- **Work request**:
Where a line holds the word "icon", copy that line from the data below.
= Beginning of Section =
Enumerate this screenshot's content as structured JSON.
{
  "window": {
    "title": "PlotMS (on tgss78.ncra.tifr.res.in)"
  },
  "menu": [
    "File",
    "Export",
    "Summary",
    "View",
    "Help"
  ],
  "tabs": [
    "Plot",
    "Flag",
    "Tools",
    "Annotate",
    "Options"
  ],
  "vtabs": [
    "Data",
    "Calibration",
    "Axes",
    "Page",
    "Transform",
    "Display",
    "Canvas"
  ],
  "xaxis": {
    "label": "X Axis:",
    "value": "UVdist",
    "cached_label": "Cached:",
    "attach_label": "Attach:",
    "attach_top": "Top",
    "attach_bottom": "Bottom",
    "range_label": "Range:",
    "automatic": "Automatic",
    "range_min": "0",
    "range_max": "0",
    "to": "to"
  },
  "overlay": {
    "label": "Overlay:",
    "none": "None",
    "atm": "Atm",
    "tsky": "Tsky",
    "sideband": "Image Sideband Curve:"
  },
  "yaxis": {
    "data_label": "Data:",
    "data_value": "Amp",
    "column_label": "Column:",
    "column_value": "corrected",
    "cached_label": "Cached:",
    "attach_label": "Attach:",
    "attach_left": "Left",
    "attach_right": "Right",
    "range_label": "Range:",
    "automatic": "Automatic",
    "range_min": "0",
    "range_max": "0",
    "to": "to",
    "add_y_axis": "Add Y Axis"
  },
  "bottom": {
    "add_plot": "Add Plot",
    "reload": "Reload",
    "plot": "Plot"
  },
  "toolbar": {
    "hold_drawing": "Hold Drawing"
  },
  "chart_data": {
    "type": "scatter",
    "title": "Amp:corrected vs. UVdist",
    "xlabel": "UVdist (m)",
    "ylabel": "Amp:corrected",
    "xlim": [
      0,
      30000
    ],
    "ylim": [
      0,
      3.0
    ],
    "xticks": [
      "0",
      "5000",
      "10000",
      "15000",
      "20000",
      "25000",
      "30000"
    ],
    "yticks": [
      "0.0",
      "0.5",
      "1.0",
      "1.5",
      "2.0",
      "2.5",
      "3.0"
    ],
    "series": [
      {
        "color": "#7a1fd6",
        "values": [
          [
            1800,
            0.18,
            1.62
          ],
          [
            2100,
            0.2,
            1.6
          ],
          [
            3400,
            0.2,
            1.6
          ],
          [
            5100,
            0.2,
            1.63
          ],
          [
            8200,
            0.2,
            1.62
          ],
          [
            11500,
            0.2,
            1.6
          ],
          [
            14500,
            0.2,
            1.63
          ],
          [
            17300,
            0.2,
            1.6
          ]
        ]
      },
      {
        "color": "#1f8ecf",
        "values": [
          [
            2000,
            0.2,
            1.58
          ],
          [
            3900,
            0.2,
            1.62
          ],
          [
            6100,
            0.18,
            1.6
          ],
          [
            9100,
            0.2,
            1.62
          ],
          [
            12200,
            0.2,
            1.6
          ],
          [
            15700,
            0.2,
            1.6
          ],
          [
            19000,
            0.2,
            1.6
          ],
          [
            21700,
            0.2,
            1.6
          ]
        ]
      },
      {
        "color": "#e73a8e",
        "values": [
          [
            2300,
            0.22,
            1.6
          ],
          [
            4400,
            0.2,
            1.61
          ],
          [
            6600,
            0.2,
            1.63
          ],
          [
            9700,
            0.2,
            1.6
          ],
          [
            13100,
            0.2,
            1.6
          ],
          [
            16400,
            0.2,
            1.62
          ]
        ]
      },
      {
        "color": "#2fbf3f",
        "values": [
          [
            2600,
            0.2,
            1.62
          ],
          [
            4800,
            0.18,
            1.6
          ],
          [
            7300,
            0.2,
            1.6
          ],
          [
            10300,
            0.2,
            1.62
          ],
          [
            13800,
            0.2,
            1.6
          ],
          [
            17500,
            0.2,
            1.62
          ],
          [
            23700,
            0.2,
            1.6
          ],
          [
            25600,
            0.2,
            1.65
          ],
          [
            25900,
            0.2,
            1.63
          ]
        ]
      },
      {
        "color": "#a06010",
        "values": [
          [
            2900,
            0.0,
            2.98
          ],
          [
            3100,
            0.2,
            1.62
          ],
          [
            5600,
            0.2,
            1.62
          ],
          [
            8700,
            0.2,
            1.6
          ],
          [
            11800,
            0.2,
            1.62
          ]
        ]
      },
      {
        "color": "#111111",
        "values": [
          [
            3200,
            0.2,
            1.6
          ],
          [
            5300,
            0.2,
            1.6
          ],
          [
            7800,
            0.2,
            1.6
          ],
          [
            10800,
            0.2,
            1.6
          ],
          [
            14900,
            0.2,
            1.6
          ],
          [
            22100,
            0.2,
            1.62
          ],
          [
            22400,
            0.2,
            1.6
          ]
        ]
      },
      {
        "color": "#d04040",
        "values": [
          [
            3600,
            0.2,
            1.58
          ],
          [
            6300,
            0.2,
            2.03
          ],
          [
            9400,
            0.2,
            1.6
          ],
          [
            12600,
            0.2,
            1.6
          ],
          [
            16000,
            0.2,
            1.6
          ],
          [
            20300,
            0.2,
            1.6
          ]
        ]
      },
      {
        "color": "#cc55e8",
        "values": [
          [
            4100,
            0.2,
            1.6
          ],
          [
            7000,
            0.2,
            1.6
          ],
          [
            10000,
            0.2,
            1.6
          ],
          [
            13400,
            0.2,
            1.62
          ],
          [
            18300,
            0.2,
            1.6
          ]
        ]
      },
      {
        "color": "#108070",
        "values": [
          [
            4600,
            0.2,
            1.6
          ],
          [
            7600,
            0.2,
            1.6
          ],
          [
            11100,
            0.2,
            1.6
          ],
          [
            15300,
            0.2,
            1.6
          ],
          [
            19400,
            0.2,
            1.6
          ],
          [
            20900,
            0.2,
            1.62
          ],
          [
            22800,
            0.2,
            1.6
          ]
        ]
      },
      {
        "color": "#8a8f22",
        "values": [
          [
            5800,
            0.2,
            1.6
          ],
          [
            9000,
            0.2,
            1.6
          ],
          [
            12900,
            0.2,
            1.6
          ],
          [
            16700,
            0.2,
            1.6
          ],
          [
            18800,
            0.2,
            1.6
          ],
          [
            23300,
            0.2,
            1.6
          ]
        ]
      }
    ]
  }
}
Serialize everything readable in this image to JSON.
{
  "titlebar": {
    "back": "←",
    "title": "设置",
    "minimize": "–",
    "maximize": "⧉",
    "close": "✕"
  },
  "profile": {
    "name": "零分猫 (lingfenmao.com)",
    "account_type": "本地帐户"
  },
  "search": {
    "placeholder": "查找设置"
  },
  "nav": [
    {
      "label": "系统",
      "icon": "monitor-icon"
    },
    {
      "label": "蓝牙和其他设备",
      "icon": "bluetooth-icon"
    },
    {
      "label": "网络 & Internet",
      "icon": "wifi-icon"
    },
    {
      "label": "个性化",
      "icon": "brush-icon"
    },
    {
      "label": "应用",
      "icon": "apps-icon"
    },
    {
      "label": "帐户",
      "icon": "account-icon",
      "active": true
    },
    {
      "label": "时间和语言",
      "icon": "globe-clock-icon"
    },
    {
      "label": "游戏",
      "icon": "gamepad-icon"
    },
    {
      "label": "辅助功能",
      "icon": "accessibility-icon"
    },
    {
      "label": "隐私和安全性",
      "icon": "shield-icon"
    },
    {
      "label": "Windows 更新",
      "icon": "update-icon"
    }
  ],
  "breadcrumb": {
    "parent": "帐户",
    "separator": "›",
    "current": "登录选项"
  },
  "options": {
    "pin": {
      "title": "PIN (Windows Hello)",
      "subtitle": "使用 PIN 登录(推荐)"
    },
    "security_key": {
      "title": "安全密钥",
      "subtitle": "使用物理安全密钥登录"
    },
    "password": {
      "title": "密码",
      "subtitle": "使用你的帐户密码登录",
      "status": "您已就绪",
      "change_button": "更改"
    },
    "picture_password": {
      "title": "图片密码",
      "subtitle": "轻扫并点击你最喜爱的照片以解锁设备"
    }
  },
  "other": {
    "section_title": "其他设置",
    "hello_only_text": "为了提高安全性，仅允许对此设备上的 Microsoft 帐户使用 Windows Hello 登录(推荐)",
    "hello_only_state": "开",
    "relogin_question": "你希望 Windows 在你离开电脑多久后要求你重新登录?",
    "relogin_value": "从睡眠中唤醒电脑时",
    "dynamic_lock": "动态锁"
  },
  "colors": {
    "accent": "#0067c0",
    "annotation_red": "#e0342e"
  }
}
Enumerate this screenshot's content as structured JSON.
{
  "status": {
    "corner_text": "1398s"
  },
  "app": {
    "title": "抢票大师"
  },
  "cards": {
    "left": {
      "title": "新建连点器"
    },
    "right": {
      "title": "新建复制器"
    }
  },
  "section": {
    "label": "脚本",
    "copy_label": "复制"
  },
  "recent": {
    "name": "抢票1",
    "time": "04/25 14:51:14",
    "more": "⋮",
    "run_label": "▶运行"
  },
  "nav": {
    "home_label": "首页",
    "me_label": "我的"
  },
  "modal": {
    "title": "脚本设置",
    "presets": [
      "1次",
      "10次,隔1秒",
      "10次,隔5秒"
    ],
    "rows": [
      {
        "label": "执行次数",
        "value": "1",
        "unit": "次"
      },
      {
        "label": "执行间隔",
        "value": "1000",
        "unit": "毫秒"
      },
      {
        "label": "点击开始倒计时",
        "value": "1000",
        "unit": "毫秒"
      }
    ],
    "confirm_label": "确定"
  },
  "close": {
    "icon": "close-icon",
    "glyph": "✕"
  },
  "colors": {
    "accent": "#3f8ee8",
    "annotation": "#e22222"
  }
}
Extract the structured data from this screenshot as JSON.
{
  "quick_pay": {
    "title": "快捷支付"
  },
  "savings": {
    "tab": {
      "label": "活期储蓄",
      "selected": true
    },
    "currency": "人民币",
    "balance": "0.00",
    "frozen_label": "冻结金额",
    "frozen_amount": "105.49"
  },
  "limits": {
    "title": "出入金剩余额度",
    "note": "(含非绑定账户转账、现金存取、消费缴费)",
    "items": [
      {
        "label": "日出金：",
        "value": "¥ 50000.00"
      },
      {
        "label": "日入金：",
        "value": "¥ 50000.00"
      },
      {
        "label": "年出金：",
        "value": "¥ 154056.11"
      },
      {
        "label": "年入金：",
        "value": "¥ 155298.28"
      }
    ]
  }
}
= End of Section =
- **Answer to the problem**:
      "icon": "monitor-icon"
      "icon": "bluetooth-icon"
      "icon": "wifi-icon"
      "icon": "brush-icon"
      "icon": "apps-icon"
      "icon": "account-icon",
      "icon": "globe-clock-icon"
      "icon": "gamepad-icon"
      "icon": "accessibility-icon"
      "icon": "shield-icon"
      "icon": "update-icon"
    "icon": "close-icon",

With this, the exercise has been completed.